The Greek government has told rebellious lawmakers that failure to back a deeply unpopular European rescue package in parliament will send the nation down an unknown, dangerous path to default and international economic isolation.
Officials are hammering home the message that the country's future in the euro is at stake.
The package of austerity measures demanded by the European Union and the International Monetary Fund in return for a €130 billion bailout was approved by the Greek cabinet on Friday.
The coalition of Prime Minister Lucas Papademos has a huge majority, which should ensure parliament approves on Sunday a package including a further €3.3 billion euros in budget cuts this year, needed to secure Greece's second bailout since 2010, Reuters reports.
But the number of dissenters is growing. About 20 MPs belonging to the two major parties backing Mr Papademos shrugged off their leaders' threats and warned they might reject the bailout.
However, it would take more than 80 rebels to scupper the law in a vote scheduled for late on Sunday.
Six members of the Papademos cabinet have already resigned over the heavy pay, pension and job cuts which the European Union and International Monetary Fund are demanding as the price of the funds, which Greece needs by March to avoid a messy bankruptcy.
Deputy Finance Minister Filippos Sachinidis says the consequences of a disorderly debt default would be incalculable.
As a 48-hour protest strike went into its second day, about 50 Communist party activists draped two huge banners on the ramparts of the Acropolis on Saturday, reading: "Down with the dictatorship of the monopolies (and the) European Union".
About 7000 demonstrators gathered in central Athens, police said, but there was no repeat of trouble on Friday when police fired teargas at protesters throwing petrol bombs and stones.
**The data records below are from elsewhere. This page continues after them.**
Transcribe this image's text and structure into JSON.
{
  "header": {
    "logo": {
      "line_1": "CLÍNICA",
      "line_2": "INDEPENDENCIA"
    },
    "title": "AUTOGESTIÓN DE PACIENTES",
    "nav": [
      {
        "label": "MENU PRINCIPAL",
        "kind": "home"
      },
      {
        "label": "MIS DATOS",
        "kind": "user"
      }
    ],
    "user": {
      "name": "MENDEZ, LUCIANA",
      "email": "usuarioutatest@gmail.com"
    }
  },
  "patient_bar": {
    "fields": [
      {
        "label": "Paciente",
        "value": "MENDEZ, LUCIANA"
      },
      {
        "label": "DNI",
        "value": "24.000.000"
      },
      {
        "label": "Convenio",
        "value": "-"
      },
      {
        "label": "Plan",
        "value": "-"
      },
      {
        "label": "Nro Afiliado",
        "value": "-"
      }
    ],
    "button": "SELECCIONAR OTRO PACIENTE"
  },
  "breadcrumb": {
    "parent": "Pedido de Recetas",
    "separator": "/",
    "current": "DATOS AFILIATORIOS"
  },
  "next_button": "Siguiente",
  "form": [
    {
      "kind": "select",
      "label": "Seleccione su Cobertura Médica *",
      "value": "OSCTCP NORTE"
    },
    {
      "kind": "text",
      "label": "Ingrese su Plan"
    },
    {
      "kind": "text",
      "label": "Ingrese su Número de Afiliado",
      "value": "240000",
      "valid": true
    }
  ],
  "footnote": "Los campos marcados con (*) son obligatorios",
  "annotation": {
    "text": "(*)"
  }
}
Those earning the minimum wage are furious that their salaries will now be cut from €751 a month to €600.
Civil servants worry they will be in the firing line as 15,000 jobs are cut this year.